Dataset records
* * *
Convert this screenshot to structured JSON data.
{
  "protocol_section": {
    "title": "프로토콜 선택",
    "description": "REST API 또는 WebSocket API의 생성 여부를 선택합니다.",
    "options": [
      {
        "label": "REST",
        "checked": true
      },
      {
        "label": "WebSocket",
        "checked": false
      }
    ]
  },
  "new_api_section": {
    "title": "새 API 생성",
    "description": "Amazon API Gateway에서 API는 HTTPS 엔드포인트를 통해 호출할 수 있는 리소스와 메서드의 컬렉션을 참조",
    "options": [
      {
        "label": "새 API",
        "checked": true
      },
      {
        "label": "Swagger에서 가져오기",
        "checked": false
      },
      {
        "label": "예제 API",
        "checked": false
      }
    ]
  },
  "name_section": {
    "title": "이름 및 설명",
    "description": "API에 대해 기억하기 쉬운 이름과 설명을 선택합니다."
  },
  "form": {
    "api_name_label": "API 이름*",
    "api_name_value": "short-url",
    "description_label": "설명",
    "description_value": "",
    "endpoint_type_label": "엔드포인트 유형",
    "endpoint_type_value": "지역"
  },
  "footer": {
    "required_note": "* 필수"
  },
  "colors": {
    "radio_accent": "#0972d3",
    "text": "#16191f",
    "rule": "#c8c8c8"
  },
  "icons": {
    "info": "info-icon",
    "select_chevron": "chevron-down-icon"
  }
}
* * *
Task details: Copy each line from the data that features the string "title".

Reply to the exercise:
    "title": "프로토콜 선택",
    "title": "새 API 생성",
    "title": "이름 및 설명",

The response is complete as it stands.